### Extracted data
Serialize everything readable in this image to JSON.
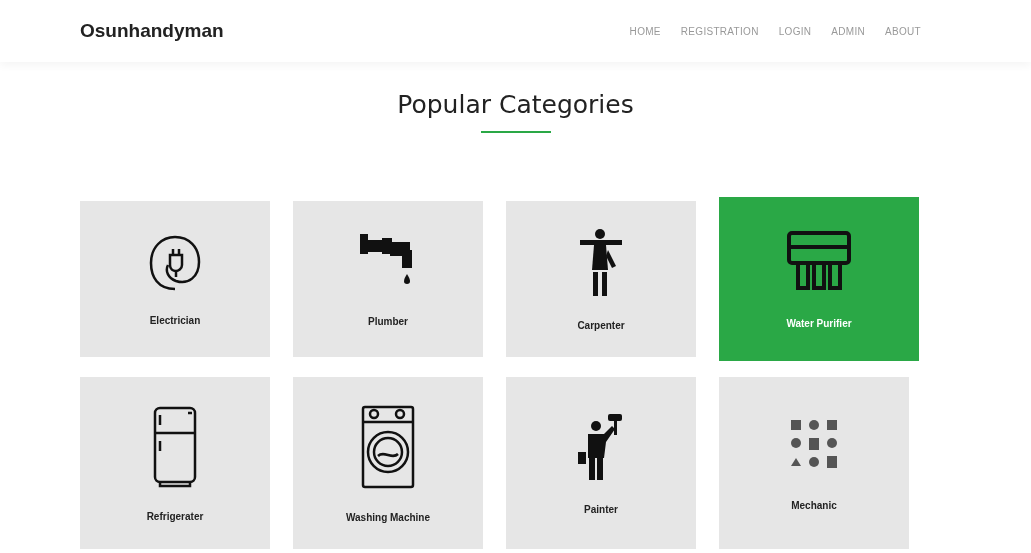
{
  "brand": "Osunhandyman",
  "nav": [
    "HOME",
    "REGISTRATION",
    "LOGIN",
    "ADMIN",
    "ABOUT"
  ],
  "heading": "Popular Categories",
  "categories": [
    {
      "label": "Electrician",
      "kind": "plug",
      "selected": false
    },
    {
      "label": "Plumber",
      "kind": "faucet",
      "selected": false
    },
    {
      "label": "Carpenter",
      "kind": "carpenter",
      "selected": false
    },
    {
      "label": "Water Purifier",
      "kind": "filter",
      "selected": true
    },
    {
      "label": "Refrigerater",
      "kind": "fridge",
      "selected": false
    },
    {
      "label": "Washing Machine",
      "kind": "washer",
      "selected": false
    },
    {
      "label": "Painter",
      "kind": "painter",
      "selected": false
    },
    {
      "label": "Mechanic",
      "kind": "tools",
      "selected": false
    }
  ]
}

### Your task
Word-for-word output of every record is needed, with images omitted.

### Task answer
Serialize everything readable in this image to JSON.
{
  "brand": "Osunhandyman",
  "nav": [
    "HOME",
    "REGISTRATION",
    "LOGIN",
    "ADMIN",
    "ABOUT"
  ],
  "heading": "Popular Categories",
  "categories": [
    {
      "label": "Electrician",
      "kind": "plug",
      "selected": false
    },
    {
      "label": "Plumber",
      "kind": "faucet",
      "selected": false
    },
    {
      "label": "Carpenter",
      "kind": "carpenter",
      "selected": false
    },
    {
      "label": "Water Purifier",
      "kind": "filter",
      "selected": true
    },
    {
      "label": "Refrigerater",
      "kind": "fridge",
      "selected": false
    },
    {
      "label": "Washing Machine",
      "kind": "washer",
      "selected": false
    },
    {
      "label": "Painter",
      "kind": "painter",
      "selected": false
    },
    {
      "label": "Mechanic",
      "kind": "tools",
      "selected": false
    }
  ]
}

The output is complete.